[-] Show simple item record

dc.contributor.authorMosley, Jane M.eng
dc.contributor.authorTiehen, Lauraeng
dc.contributor.corporatenameUniversity of Missouri--Columbia. Harry S. Truman School of Public Affairs. Institute of Public Policyeng
dc.description.abstractThis study uses a unique database of clients of private food providers in the Kansas City metropolitan area to document the use of private food assistance from January 1998 to May 2001. We show that, while the use of private food assistance is widespread in the Kansas City area, the frequency of food pantry use is low compared to food stamp use. One advantage of this database is that private food providers actually document the use of their services, so that it provides more reliable information about frequency and timing of food pantry use than most other studies, which must rely on providers' ability to recall patterns of use over time. We merge the data on clients of private food providers with data from Food Stamp Program administrative records, which allows us to compare use of the two types of food assistance, and examine the interactions between use of the two systems. While it was rare for recipients to receive both services in any given month, many of the same households received both types of food assistance at some time between 1998 and 2001. Almost 60 percent of food pantry recipients also received food stamps at some time during that period. However, this means that roughly 40% of food pantry client households did not receive food stamps during this time period, although their reported incomes suggest that they were eligible. A smaller percent of food stamp households relied on food pantries. Between 1998 and 2001, just over one-third visited a pantry at least once. With regard to timing of services, we find that households that access both systems primarily receive food stamps and food pantry assistance at the same time, or within a few months. This implies that these households are not substituting one form of assistance for the other, but rather accessing multiple types of assistance when necessary.eng
dc.description.bibrefIncludes bibliographical referenceseng
dc.description.sponsorshipEconomic Research Service, Cooperative Agreement, 433AEM180093eng
dc.format.extent25 pageseng
dc.identifier.citationMosley, j. M. and Tiehen, L. (2003) The Food Safety Net After Welfare Reform: Use of Private and Public Food Assistance in the Kansas City Metropolitan Area. Retrieved 10-14-09 from http://www.truman.missouri.edu/ipp/publications/index.asp?ViewBy=Dateeng
dc.publisherUniversity of Missouri - Columbia Institute of Public Policyeng
dc.relation.ispartofPublic Policy publications (MU)eng
dc.relation.ispartofcommunityUniversity of Missouri-Columbia. Harry S. Truman School of Public Affairs. Institute of Public Policyeng
dc.relation.ispartofseriesMissouri Legislative Academy ; 06-2003eng
dc.rights.licenseThis work is licensed under a Creative Commons Attribution-NonCommercial-NoDerivs 3.0 License.
dc.subject.lcshFood bankseng
dc.subject.lcshFood reliefeng
dc.subject.lcshFood stampseng
dc.subject.lcshEconomic assistance, Domesticeng
dc.titleThe Food Safety Net After Welfare Reform: Use of Private and Public Food Assistance in the Kansas City Metropolitan Areaeng

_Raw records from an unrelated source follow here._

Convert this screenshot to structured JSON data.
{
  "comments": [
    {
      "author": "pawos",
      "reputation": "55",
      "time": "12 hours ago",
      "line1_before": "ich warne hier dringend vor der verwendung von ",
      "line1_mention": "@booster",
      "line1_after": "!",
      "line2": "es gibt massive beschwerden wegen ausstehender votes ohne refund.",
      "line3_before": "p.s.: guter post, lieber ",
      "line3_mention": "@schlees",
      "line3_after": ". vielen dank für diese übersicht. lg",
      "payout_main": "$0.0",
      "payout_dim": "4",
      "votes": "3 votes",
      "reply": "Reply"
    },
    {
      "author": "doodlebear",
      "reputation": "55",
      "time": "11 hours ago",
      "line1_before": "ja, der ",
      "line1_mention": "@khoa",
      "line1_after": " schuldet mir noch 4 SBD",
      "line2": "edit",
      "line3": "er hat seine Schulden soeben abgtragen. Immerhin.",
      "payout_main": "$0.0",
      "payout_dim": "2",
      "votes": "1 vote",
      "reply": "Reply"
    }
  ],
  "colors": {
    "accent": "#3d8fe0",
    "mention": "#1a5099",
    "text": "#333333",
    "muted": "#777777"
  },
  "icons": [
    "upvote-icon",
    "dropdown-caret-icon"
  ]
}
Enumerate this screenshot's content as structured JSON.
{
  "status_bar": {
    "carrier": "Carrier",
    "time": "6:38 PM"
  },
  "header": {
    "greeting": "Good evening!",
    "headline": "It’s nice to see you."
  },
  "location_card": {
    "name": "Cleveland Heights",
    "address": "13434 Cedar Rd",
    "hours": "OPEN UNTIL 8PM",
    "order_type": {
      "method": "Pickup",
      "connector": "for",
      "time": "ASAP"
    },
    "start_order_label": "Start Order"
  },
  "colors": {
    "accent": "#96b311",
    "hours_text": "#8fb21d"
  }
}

Files in this item


This item appears in the following Collection(s)

  • Public Policy publications (MU)
    The items in this collection are the scholarly output of the faculty, staff, and students of the Institute of Public Policy.

[-] Show simple item record